Saved entries
····················

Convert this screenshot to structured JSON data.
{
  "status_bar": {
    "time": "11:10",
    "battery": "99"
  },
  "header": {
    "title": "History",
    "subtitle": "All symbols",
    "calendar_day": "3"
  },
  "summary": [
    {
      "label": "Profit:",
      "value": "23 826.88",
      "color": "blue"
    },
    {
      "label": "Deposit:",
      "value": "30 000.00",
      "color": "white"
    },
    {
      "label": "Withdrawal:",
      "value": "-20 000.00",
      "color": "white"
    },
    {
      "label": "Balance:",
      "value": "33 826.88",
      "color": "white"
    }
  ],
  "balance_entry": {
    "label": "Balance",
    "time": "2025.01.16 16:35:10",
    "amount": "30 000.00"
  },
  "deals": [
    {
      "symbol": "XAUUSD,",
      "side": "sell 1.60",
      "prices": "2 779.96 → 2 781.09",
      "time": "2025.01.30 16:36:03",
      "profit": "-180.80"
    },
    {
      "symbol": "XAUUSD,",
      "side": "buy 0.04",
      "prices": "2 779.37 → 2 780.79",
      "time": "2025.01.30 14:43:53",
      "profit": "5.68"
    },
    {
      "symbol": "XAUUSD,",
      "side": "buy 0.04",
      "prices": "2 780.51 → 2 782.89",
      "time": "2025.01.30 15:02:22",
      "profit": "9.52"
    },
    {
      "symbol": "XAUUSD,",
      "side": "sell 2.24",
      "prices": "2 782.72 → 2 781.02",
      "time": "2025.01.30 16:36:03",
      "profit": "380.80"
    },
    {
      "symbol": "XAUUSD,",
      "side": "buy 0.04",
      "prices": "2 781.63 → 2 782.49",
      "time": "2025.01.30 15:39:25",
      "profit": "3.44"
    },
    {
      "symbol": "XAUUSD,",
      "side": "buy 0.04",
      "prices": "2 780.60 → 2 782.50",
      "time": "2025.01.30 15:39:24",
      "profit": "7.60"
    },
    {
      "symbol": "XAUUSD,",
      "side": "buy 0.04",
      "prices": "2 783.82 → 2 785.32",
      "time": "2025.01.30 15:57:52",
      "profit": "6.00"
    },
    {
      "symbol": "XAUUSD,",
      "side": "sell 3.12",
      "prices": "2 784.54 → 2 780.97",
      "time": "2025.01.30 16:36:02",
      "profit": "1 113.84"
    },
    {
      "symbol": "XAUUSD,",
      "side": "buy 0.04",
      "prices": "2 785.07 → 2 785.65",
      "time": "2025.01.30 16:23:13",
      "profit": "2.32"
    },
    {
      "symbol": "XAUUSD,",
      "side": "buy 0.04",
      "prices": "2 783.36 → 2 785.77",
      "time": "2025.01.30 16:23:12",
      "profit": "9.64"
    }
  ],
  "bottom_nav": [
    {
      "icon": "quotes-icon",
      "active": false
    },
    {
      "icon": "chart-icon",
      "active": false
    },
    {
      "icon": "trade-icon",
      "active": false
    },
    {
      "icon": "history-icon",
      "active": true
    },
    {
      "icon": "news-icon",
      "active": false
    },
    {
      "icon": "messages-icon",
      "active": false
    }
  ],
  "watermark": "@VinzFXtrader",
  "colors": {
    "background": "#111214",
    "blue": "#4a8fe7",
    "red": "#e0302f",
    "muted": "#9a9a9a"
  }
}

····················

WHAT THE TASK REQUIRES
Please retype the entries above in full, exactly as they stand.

ANSWER AREA
Convert this screenshot to structured JSON data.
{
  "status_bar": {
    "time": "11:10",
    "battery": "99"
  },
  "header": {
    "title": "History",
    "subtitle": "All symbols",
    "calendar_day": "3"
  },
  "summary": [
    {
      "label": "Profit:",
      "value": "23 826.88",
      "color": "blue"
    },
    {
      "label": "Deposit:",
      "value": "30 000.00",
      "color": "white"
    },
    {
      "label": "Withdrawal:",
      "value": "-20 000.00",
      "color": "white"
    },
    {
      "label": "Balance:",
      "value": "33 826.88",
      "color": "white"
    }
  ],
  "balance_entry": {
    "label": "Balance",
    "time": "2025.01.16 16:35:10",
    "amount": "30 000.00"
  },
  "deals": [
    {
      "symbol": "XAUUSD,",
      "side": "sell 1.60",
      "prices": "2 779.96 → 2 781.09",
      "time": "2025.01.30 16:36:03",
      "profit": "-180.80"
    },
    {
      "symbol": "XAUUSD,",
      "side": "buy 0.04",
      "prices": "2 779.37 → 2 780.79",
      "time": "2025.01.30 14:43:53",
      "profit": "5.68"
    },
    {
      "symbol": "XAUUSD,",
      "side": "buy 0.04",
      "prices": "2 780.51 → 2 782.89",
      "time": "2025.01.30 15:02:22",
      "profit": "9.52"
    },
    {
      "symbol": "XAUUSD,",
      "side": "sell 2.24",
      "prices": "2 782.72 → 2 781.02",
      "time": "2025.01.30 16:36:03",
      "profit": "380.80"
    },
    {
      "symbol": "XAUUSD,",
      "side": "buy 0.04",
      "prices": "2 781.63 → 2 782.49",
      "time": "2025.01.30 15:39:25",
      "profit": "3.44"
    },
    {
      "symbol": "XAUUSD,",
      "side": "buy 0.04",
      "prices": "2 780.60 → 2 782.50",
      "time": "2025.01.30 15:39:24",
      "profit": "7.60"
    },
    {
      "symbol": "XAUUSD,",
      "side": "buy 0.04",
      "prices": "2 783.82 → 2 785.32",
      "time": "2025.01.30 15:57:52",
      "profit": "6.00"
    },
    {
      "symbol": "XAUUSD,",
      "side": "sell 3.12",
      "prices": "2 784.54 → 2 780.97",
      "time": "2025.01.30 16:36:02",
      "profit": "1 113.84"
    },
    {
      "symbol": "XAUUSD,",
      "side": "buy 0.04",
      "prices": "2 785.07 → 2 785.65",
      "time": "2025.01.30 16:23:13",
      "profit": "2.32"
    },
    {
      "symbol": "XAUUSD,",
      "side": "buy 0.04",
      "prices": "2 783.36 → 2 785.77",
      "time": "2025.01.30 16:23:12",
      "profit": "9.64"
    }
  ],
  "bottom_nav": [
    {
      "icon": "quotes-icon",
      "active": false
    },
    {
      "icon": "chart-icon",
      "active": false
    },
    {
      "icon": "trade-icon",
      "active": false
    },
    {
      "icon": "history-icon",
      "active": true
    },
    {
      "icon": "news-icon",
      "active": false
    },
    {
      "icon": "messages-icon",
      "active": false
    }
  ],
  "watermark": "@VinzFXtrader",
  "colors": {
    "background": "#111214",
    "blue": "#4a8fe7",
    "red": "#e0302f",
    "muted": "#9a9a9a"
  }
}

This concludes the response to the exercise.